■ **Assignment**
Below are some records; return all of them exactly as they are.

■ **Information**

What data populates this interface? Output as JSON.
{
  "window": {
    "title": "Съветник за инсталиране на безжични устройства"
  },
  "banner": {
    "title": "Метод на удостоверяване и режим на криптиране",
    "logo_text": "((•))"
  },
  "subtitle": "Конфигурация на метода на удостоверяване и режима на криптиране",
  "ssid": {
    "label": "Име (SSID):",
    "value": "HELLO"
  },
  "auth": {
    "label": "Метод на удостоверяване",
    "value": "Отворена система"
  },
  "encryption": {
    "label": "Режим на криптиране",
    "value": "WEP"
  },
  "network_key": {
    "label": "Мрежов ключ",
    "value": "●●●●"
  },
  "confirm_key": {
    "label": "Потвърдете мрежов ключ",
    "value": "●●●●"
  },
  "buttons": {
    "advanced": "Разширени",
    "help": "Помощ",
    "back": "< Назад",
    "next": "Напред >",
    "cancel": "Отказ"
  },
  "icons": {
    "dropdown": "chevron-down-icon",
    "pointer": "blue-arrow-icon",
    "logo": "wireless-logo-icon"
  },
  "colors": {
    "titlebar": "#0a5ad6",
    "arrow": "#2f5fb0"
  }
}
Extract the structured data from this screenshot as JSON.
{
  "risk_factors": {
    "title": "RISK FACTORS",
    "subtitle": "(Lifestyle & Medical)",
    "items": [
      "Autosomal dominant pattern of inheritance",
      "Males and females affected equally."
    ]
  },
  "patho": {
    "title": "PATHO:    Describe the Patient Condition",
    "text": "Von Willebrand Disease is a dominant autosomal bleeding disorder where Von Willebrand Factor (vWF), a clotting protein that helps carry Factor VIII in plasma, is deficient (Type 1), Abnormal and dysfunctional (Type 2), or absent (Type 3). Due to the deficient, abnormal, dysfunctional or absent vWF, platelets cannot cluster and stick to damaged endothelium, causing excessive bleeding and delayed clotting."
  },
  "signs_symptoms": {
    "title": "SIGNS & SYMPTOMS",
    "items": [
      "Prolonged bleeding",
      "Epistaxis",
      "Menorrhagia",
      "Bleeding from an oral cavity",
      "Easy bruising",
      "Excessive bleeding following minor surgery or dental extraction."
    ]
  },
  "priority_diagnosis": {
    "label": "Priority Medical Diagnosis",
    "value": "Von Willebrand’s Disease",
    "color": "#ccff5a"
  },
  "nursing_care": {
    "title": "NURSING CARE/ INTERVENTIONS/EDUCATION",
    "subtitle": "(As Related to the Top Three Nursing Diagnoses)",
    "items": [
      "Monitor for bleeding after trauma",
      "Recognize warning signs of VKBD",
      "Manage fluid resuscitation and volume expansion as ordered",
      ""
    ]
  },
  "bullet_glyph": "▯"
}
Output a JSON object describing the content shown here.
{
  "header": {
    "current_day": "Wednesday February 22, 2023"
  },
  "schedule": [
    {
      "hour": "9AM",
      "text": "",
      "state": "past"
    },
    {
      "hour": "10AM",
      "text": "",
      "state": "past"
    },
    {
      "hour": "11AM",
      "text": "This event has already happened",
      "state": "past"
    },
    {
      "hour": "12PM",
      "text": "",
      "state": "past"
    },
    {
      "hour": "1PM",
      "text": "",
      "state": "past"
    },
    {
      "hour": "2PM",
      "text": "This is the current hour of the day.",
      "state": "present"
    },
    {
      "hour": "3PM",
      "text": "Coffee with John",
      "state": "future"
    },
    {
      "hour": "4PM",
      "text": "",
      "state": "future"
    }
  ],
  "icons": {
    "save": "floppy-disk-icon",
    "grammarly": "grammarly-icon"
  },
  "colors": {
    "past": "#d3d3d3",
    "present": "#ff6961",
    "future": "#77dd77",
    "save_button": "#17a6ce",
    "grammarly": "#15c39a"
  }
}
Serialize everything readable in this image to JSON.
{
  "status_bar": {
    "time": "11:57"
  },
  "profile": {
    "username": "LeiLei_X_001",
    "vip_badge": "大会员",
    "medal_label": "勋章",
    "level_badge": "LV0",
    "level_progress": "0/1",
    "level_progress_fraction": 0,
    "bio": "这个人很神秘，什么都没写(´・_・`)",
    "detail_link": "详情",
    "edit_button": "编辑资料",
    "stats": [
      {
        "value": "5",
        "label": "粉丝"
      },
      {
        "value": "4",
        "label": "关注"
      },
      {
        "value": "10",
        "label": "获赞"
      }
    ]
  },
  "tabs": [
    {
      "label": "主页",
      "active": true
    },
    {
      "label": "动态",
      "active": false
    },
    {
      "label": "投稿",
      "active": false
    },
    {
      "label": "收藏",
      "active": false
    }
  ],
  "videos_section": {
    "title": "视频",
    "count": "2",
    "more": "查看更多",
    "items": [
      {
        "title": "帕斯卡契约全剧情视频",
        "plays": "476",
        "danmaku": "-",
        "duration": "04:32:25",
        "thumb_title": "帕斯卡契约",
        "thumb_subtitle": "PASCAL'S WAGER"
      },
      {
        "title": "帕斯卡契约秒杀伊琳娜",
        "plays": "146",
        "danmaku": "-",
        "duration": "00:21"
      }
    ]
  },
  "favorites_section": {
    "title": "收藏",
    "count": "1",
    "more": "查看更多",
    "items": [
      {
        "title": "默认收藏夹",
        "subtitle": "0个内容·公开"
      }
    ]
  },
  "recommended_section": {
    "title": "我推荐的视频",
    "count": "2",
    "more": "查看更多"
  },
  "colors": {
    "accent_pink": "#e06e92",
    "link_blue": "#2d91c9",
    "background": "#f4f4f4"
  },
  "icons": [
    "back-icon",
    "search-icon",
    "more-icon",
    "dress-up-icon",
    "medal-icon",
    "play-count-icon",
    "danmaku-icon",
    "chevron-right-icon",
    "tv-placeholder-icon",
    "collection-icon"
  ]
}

■ **Response to this exercise**
What data populates this interface? Output as JSON.
{
  "window": {
    "title": "Съветник за инсталиране на безжични устройства"
  },
  "banner": {
    "title": "Метод на удостоверяване и режим на криптиране",
    "logo_text": "((•))"
  },
  "subtitle": "Конфигурация на метода на удостоверяване и режима на криптиране",
  "ssid": {
    "label": "Име (SSID):",
    "value": "HELLO"
  },
  "auth": {
    "label": "Метод на удостоверяване",
    "value": "Отворена система"
  },
  "encryption": {
    "label": "Режим на криптиране",
    "value": "WEP"
  },
  "network_key": {
    "label": "Мрежов ключ",
    "value": "●●●●"
  },
  "confirm_key": {
    "label": "Потвърдете мрежов ключ",
    "value": "●●●●"
  },
  "buttons": {
    "advanced": "Разширени",
    "help": "Помощ",
    "back": "< Назад",
    "next": "Напред >",
    "cancel": "Отказ"
  },
  "icons": {
    "dropdown": "chevron-down-icon",
    "pointer": "blue-arrow-icon",
    "logo": "wireless-logo-icon"
  },
  "colors": {
    "titlebar": "#0a5ad6",
    "arrow": "#2f5fb0"
  }
}
Extract the structured data from this screenshot as JSON.
{
  "risk_factors": {
    "title": "RISK FACTORS",
    "subtitle": "(Lifestyle & Medical)",
    "items": [
      "Autosomal dominant pattern of inheritance",
      "Males and females affected equally."
    ]
  },
  "patho": {
    "title": "PATHO:    Describe the Patient Condition",
    "text": "Von Willebrand Disease is a dominant autosomal bleeding disorder where Von Willebrand Factor (vWF), a clotting protein that helps carry Factor VIII in plasma, is deficient (Type 1), Abnormal and dysfunctional (Type 2), or absent (Type 3). Due to the deficient, abnormal, dysfunctional or absent vWF, platelets cannot cluster and stick to damaged endothelium, causing excessive bleeding and delayed clotting."
  },
  "signs_symptoms": {
    "title": "SIGNS & SYMPTOMS",
    "items": [
      "Prolonged bleeding",
      "Epistaxis",
      "Menorrhagia",
      "Bleeding from an oral cavity",
      "Easy bruising",
      "Excessive bleeding following minor surgery or dental extraction."
    ]
  },
  "priority_diagnosis": {
    "label": "Priority Medical Diagnosis",
    "value": "Von Willebrand’s Disease",
    "color": "#ccff5a"
  },
  "nursing_care": {
    "title": "NURSING CARE/ INTERVENTIONS/EDUCATION",
    "subtitle": "(As Related to the Top Three Nursing Diagnoses)",
    "items": [
      "Monitor for bleeding after trauma",
      "Recognize warning signs of VKBD",
      "Manage fluid resuscitation and volume expansion as ordered",
      ""
    ]
  },
  "bullet_glyph": "▯"
}
Output a JSON object describing the content shown here.
{
  "header": {
    "current_day": "Wednesday February 22, 2023"
  },
  "schedule": [
    {
      "hour": "9AM",
      "text": "",
      "state": "past"
    },
    {
      "hour": "10AM",
      "text": "",
      "state": "past"
    },
    {
      "hour": "11AM",
      "text": "This event has already happened",
      "state": "past"
    },
    {
      "hour": "12PM",
      "text": "",
      "state": "past"
    },
    {
      "hour": "1PM",
      "text": "",
      "state": "past"
    },
    {
      "hour": "2PM",
      "text": "This is the current hour of the day.",
      "state": "present"
    },
    {
      "hour": "3PM",
      "text": "Coffee with John",
      "state": "future"
    },
    {
      "hour": "4PM",
      "text": "",
      "state": "future"
    }
  ],
  "icons": {
    "save": "floppy-disk-icon",
    "grammarly": "grammarly-icon"
  },
  "colors": {
    "past": "#d3d3d3",
    "present": "#ff6961",
    "future": "#77dd77",
    "save_button": "#17a6ce",
    "grammarly": "#15c39a"
  }
}
Serialize everything readable in this image to JSON.
{
  "status_bar": {
    "time": "11:57"
  },
  "profile": {
    "username": "LeiLei_X_001",
    "vip_badge": "大会员",
    "medal_label": "勋章",
    "level_badge": "LV0",
    "level_progress": "0/1",
    "level_progress_fraction": 0,
    "bio": "这个人很神秘，什么都没写(´・_・`)",
    "detail_link": "详情",
    "edit_button": "编辑资料",
    "stats": [
      {
        "value": "5",
        "label": "粉丝"
      },
      {
        "value": "4",
        "label": "关注"
      },
      {
        "value": "10",
        "label": "获赞"
      }
    ]
  },
  "tabs": [
    {
      "label": "主页",
      "active": true
    },
    {
      "label": "动态",
      "active": false
    },
    {
      "label": "投稿",
      "active": false
    },
    {
      "label": "收藏",
      "active": false
    }
  ],
  "videos_section": {
    "title": "视频",
    "count": "2",
    "more": "查看更多",
    "items": [
      {
        "title": "帕斯卡契约全剧情视频",
        "plays": "476",
        "danmaku": "-",
        "duration": "04:32:25",
        "thumb_title": "帕斯卡契约",
        "thumb_subtitle": "PASCAL'S WAGER"
      },
      {
        "title": "帕斯卡契约秒杀伊琳娜",
        "plays": "146",
        "danmaku": "-",
        "duration": "00:21"
      }
    ]
  },
  "favorites_section": {
    "title": "收藏",
    "count": "1",
    "more": "查看更多",
    "items": [
      {
        "title": "默认收藏夹",
        "subtitle": "0个内容·公开"
      }
    ]
  },
  "recommended_section": {
    "title": "我推荐的视频",
    "count": "2",
    "more": "查看更多"
  },
  "colors": {
    "accent_pink": "#e06e92",
    "link_blue": "#2d91c9",
    "background": "#f4f4f4"
  },
  "icons": [
    "back-icon",
    "search-icon",
    "more-icon",
    "dress-up-icon",
    "medal-icon",
    "play-count-icon",
    "danmaku-icon",
    "chevron-right-icon",
    "tv-placeholder-icon",
    "collection-icon"
  ]
}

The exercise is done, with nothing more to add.